Why haven't Madagascar's famed lemurs been saved yet?
Lemurs are cute – there is no denying it. Their big eyes and fluffy faces mean they really are the poster animals of Madagascar, an island known internationally for its unique flora and fauna. But the plight of Madagascar's lemurs has made international headlines once again after experts warned the animals may be entirely extinct in the wild within 25 years.
These stories appear in the international media with depressing frequency. Those not closely involved might wonder why, if lemurs are so special, they have not been properly protected yet. Surely Madagascar can't afford to lose its lemurs and the world can't just stand by and watch it happen?
Unfortunately, conservation is far from easy to achieve. The problems facing lemurs in Madagascar are a microcosm of the challenges of tropical forest conservation throughout the world.
Farming still wins out
Madagascar's forests and their lemurs are primarily threatened by agriculture. We are often told that Madagascar has lost 90% of its forest, and that rural people clearing land for agriculture are the problem.
Unfortunately, like many things, the truth is rather more complex. This narrative underplays the role of colonial era and commercial land conversion, and overplays the destructive nature of the traditional land use system.
Malagasy farmers traditionally cut then burn patches of forest and farm them for a few years, before leaving the land fallow to regain fertility. This isn't a story of terrible people destroying their lovely pristine forest – such "shifting agriculture" (known locally as tavy) can be perfectly sustainable at low population densities.
Pressure comes from Madagascar's booming population. As the numbers living in rural areas increase, people clear the same land more frequently, soil fertility drops and the land becomes degraded and of little use for either agriculture or lemurs.

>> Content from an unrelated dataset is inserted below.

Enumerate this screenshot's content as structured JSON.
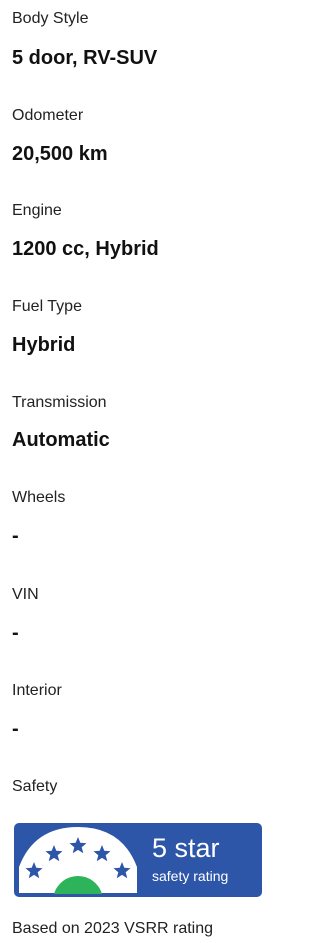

Deforestation also releases carbon dioxide into the atmosphere, contributing to climate change (in fact many would be surprised to know that land use change is the source of between 7% and 14% of the world's emissions of greenhouse gases). With this in mind, it seems that forest conservation really should be a no brainer: it is good for the planet, good for biodiversity (remember those lovely lemurs) and, since shifting cultivation can be unsustainable anyway, people would be better off doing something else.
Paint Madagascar REDD
This is the thinking that underpins the proposed international climate mechanism REDD+ (Reducing Emissions from Deforestation and Degradation), in which poor tropical countries such as Madagascar get financial incentives to reduce their deforestation and so contribute to global efforts to slow climate change.
So would REDD+ finally solve the problems of tropical forest conservation (and save those lemurs)? Unfortunately many challenges remain. A significant one is how the funds will be used to actually slow deforestation? In Madagascar the funds from REDD+ pilot projects have been used in part to fund community forest management: where legal management responsibility for forests is transferred to communities. Recent research from Madagascar provides some evidence that this can indeed slow deforestation but it is far from a panacea. A review of community forest management interventions around the world found there is limited evidence that the approach can deliver the hoped-for environmental, or local welfare, benefits.
To be successful, any project aiming to reduce deforestation will need to ensure that farmers at the edge of the forest do not lose out. This is vital both from a pragmatic perspective (if people don't have alternatives they will have no option but to continue with existing land-use practices, however damaging) and from the perspective of environmental justice and human rights.
Key questions remain about how benefits from REDD+ payments will be distributed locally – the question of whether resources will be sufficient to compensate for lost livelihoods – and how the rights of those affected will be protected. There has been recent criticism that international commitments to these social safeguards in the REDD+ mechanism are too weak.
Bruno Ramamonjisoa, a professor of forestry at the University of Antananarivo in Madagascar told me that: "Madagascar's lemurs, and their forests, are a vital part of our natural heritage. However, forest conservation in Madagascar will only be successful if the people dependent on forests, and their needs, are fully incorporated into conservation plans. Those developing the REDD+ policies must understand the real challenges facing forest-edge communities in Madagascar".
It is expected that REDD+ will be approved at the major climate summit in Paris later this year and this may well unlock funds for forest conservation in Madagascar in future. However the threats to lemurs will not be easily solved – and the real threats to people sharing habitat with lemurs, must not be ignored.
This story is published courtesy of The Conversation (under Creative Commons-Attribution/No derivatives).